── Extracted data ──
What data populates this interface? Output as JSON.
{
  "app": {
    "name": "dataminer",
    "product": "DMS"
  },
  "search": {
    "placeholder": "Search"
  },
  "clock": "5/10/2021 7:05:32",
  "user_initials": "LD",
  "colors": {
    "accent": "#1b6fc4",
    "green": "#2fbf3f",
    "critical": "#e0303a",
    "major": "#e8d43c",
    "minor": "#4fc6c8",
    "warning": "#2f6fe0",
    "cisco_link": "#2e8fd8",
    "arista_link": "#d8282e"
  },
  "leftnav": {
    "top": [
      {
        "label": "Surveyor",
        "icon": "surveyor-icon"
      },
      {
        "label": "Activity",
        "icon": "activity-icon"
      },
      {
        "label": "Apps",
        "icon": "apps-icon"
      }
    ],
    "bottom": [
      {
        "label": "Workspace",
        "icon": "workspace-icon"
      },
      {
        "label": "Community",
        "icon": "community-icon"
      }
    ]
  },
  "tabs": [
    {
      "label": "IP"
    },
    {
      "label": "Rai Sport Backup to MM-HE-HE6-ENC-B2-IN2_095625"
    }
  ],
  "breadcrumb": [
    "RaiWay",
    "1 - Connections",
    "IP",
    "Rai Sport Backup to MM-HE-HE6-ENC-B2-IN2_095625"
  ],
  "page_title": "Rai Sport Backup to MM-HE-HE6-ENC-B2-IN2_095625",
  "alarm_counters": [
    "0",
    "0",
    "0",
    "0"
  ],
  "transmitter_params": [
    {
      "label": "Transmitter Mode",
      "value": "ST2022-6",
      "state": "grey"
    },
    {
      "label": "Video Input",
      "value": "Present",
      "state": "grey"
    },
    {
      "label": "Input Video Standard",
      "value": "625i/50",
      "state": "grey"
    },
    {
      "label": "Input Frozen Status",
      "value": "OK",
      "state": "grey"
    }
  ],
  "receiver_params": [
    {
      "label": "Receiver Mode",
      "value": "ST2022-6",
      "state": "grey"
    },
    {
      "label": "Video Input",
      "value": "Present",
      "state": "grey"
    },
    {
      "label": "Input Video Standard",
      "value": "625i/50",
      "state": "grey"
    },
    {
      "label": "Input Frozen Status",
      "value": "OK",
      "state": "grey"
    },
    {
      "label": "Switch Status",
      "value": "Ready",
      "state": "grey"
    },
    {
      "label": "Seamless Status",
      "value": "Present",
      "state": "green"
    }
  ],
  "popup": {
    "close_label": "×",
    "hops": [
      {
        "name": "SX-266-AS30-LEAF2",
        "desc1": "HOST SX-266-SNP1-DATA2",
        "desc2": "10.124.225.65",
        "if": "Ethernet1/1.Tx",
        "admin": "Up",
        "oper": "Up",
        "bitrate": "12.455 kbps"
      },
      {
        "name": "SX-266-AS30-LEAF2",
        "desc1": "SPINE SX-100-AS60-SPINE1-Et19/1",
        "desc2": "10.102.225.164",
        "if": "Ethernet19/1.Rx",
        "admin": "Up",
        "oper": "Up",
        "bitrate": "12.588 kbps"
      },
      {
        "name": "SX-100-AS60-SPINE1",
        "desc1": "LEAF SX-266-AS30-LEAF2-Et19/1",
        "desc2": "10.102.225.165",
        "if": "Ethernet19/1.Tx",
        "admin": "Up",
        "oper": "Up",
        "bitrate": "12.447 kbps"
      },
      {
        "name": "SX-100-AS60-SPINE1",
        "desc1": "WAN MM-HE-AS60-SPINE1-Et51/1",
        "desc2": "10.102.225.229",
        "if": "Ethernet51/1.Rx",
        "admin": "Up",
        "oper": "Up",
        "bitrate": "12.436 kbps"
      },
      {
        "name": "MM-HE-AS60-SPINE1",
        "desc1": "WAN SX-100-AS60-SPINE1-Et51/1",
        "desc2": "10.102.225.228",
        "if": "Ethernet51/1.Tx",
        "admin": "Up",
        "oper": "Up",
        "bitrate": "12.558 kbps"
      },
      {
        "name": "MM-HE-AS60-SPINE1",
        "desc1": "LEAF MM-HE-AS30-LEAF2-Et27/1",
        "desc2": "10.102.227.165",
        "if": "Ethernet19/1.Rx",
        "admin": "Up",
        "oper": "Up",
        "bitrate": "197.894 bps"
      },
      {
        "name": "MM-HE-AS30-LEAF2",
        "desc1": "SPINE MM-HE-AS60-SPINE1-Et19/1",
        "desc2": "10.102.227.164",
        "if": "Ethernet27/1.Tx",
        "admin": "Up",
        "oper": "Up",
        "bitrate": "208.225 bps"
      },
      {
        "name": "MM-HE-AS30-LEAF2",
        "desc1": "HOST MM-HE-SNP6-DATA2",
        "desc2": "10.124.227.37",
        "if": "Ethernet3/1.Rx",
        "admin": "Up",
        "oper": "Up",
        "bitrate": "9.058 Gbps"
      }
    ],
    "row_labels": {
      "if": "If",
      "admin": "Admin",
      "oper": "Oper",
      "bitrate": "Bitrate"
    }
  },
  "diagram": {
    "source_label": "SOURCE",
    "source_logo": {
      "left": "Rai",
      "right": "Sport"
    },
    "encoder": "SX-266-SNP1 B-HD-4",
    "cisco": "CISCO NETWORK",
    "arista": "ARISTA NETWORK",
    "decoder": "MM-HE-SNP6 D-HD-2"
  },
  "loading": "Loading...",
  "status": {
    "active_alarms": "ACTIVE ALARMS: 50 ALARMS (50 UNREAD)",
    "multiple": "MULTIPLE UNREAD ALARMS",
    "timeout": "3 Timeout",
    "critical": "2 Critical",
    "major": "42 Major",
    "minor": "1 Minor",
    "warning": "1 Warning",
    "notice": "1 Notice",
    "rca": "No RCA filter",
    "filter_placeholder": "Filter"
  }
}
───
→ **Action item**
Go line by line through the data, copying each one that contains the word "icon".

→ **Expected output**
        "icon": "surveyor-icon"
        "icon": "activity-icon"
        "icon": "apps-icon"
        "icon": "workspace-icon"
        "icon": "community-icon"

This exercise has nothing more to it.